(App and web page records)
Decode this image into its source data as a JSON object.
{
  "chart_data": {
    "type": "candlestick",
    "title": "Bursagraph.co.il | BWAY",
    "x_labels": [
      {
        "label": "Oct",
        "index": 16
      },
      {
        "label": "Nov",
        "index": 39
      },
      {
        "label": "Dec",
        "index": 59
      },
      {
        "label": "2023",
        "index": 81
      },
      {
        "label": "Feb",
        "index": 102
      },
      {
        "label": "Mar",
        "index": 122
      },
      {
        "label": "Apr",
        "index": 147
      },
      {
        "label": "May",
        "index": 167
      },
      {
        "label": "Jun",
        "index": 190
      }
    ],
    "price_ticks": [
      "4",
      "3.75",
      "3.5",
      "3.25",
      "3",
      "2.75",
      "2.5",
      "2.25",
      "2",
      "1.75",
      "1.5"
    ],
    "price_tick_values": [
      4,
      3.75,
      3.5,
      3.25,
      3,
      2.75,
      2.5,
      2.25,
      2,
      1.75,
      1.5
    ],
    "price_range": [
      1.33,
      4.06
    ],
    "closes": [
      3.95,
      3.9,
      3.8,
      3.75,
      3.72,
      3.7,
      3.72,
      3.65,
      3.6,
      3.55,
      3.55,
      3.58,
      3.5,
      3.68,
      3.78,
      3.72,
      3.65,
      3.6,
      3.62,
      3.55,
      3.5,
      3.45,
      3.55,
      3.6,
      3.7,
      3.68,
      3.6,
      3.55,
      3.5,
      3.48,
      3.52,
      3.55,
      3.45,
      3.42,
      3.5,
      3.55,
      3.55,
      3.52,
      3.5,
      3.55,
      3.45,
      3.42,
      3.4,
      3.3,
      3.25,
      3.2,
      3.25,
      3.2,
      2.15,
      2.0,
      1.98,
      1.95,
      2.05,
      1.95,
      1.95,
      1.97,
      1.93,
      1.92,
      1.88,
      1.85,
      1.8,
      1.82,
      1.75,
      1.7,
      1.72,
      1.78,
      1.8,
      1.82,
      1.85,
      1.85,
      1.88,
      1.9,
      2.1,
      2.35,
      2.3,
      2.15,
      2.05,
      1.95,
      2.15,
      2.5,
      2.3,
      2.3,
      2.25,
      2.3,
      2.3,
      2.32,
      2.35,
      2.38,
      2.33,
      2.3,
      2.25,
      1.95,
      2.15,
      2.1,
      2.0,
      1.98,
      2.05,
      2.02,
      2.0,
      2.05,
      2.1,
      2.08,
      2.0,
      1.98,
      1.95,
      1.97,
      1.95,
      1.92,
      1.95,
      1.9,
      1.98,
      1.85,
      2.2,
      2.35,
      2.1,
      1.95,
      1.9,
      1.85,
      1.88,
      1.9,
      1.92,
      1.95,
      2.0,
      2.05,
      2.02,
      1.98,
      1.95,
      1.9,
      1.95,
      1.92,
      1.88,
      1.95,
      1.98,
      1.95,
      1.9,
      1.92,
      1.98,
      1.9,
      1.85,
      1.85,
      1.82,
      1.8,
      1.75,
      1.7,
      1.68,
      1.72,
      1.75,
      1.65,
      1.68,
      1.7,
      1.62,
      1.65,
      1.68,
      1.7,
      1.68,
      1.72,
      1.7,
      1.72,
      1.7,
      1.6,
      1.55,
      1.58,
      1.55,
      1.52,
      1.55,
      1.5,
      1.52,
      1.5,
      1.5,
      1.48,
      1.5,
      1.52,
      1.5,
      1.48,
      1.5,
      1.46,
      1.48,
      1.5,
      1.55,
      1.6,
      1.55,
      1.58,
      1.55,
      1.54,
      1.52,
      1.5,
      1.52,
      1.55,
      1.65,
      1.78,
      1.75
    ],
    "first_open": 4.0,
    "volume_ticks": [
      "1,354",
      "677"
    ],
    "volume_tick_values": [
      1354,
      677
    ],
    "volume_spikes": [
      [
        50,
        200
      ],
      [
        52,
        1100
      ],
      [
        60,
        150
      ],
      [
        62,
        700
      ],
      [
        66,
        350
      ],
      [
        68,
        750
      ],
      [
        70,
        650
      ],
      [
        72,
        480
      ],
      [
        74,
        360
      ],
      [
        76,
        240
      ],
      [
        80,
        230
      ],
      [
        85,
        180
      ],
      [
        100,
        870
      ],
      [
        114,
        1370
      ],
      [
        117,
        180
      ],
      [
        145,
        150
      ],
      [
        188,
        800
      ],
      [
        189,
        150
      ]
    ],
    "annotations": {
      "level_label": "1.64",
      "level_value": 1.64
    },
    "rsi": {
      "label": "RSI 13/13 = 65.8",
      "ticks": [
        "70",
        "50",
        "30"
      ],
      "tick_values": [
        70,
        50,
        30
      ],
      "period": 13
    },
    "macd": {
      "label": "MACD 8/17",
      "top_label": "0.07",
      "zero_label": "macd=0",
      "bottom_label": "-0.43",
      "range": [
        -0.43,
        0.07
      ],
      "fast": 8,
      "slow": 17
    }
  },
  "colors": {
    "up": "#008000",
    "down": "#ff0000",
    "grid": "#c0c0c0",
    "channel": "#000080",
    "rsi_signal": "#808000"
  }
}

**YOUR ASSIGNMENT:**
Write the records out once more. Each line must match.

**REPLY TO THE TASK:**
Decode this image into its source data as a JSON object.
{
  "chart_data": {
    "type": "candlestick",
    "title": "Bursagraph.co.il | BWAY",
    "x_labels": [
      {
        "label": "Oct",
        "index": 16
      },
      {
        "label": "Nov",
        "index": 39
      },
      {
        "label": "Dec",
        "index": 59
      },
      {
        "label": "2023",
        "index": 81
      },
      {
        "label": "Feb",
        "index": 102
      },
      {
        "label": "Mar",
        "index": 122
      },
      {
        "label": "Apr",
        "index": 147
      },
      {
        "label": "May",
        "index": 167
      },
      {
        "label": "Jun",
        "index": 190
      }
    ],
    "price_ticks": [
      "4",
      "3.75",
      "3.5",
      "3.25",
      "3",
      "2.75",
      "2.5",
      "2.25",
      "2",
      "1.75",
      "1.5"
    ],
    "price_tick_values": [
      4,
      3.75,
      3.5,
      3.25,
      3,
      2.75,
      2.5,
      2.25,
      2,
      1.75,
      1.5
    ],
    "price_range": [
      1.33,
      4.06
    ],
    "closes": [
      3.95,
      3.9,
      3.8,
      3.75,
      3.72,
      3.7,
      3.72,
      3.65,
      3.6,
      3.55,
      3.55,
      3.58,
      3.5,
      3.68,
      3.78,
      3.72,
      3.65,
      3.6,
      3.62,
      3.55,
      3.5,
      3.45,
      3.55,
      3.6,
      3.7,
      3.68,
      3.6,
      3.55,
      3.5,
      3.48,
      3.52,
      3.55,
      3.45,
      3.42,
      3.5,
      3.55,
      3.55,
      3.52,
      3.5,
      3.55,
      3.45,
      3.42,
      3.4,
      3.3,
      3.25,
      3.2,
      3.25,
      3.2,
      2.15,
      2.0,
      1.98,
      1.95,
      2.05,
      1.95,
      1.95,
      1.97,
      1.93,
      1.92,
      1.88,
      1.85,
      1.8,
      1.82,
      1.75,
      1.7,
      1.72,
      1.78,
      1.8,
      1.82,
      1.85,
      1.85,
      1.88,
      1.9,
      2.1,
      2.35,
      2.3,
      2.15,
      2.05,
      1.95,
      2.15,
      2.5,
      2.3,
      2.3,
      2.25,
      2.3,
      2.3,
      2.32,
      2.35,
      2.38,
      2.33,
      2.3,
      2.25,
      1.95,
      2.15,
      2.1,
      2.0,
      1.98,
      2.05,
      2.02,
      2.0,
      2.05,
      2.1,
      2.08,
      2.0,
      1.98,
      1.95,
      1.97,
      1.95,
      1.92,
      1.95,
      1.9,
      1.98,
      1.85,
      2.2,
      2.35,
      2.1,
      1.95,
      1.9,
      1.85,
      1.88,
      1.9,
      1.92,
      1.95,
      2.0,
      2.05,
      2.02,
      1.98,
      1.95,
      1.9,
      1.95,
      1.92,
      1.88,
      1.95,
      1.98,
      1.95,
      1.9,
      1.92,
      1.98,
      1.9,
      1.85,
      1.85,
      1.82,
      1.8,
      1.75,
      1.7,
      1.68,
      1.72,
      1.75,
      1.65,
      1.68,
      1.7,
      1.62,
      1.65,
      1.68,
      1.7,
      1.68,
      1.72,
      1.7,
      1.72,
      1.7,
      1.6,
      1.55,
      1.58,
      1.55,
      1.52,
      1.55,
      1.5,
      1.52,
      1.5,
      1.5,
      1.48,
      1.5,
      1.52,
      1.5,
      1.48,
      1.5,
      1.46,
      1.48,
      1.5,
      1.55,
      1.6,
      1.55,
      1.58,
      1.55,
      1.54,
      1.52,
      1.5,
      1.52,
      1.55,
      1.65,
      1.78,
      1.75
    ],
    "first_open": 4.0,
    "volume_ticks": [
      "1,354",
      "677"
    ],
    "volume_tick_values": [
      1354,
      677
    ],
    "volume_spikes": [
      [
        50,
        200
      ],
      [
        52,
        1100
      ],
      [
        60,
        150
      ],
      [
        62,
        700
      ],
      [
        66,
        350
      ],
      [
        68,
        750
      ],
      [
        70,
        650
      ],
      [
        72,
        480
      ],
      [
        74,
        360
      ],
      [
        76,
        240
      ],
      [
        80,
        230
      ],
      [
        85,
        180
      ],
      [
        100,
        870
      ],
      [
        114,
        1370
      ],
      [
        117,
        180
      ],
      [
        145,
        150
      ],
      [
        188,
        800
      ],
      [
        189,
        150
      ]
    ],
    "annotations": {
      "level_label": "1.64",
      "level_value": 1.64
    },
    "rsi": {
      "label": "RSI 13/13 = 65.8",
      "ticks": [
        "70",
        "50",
        "30"
      ],
      "tick_values": [
        70,
        50,
        30
      ],
      "period": 13
    },
    "macd": {
      "label": "MACD 8/17",
      "top_label": "0.07",
      "zero_label": "macd=0",
      "bottom_label": "-0.43",
      "range": [
        -0.43,
        0.07
      ],
      "fast": 8,
      "slow": 17
    }
  },
  "colors": {
    "up": "#008000",
    "down": "#ff0000",
    "grid": "#c0c0c0",
    "channel": "#000080",
    "rsi_signal": "#808000"
  }
}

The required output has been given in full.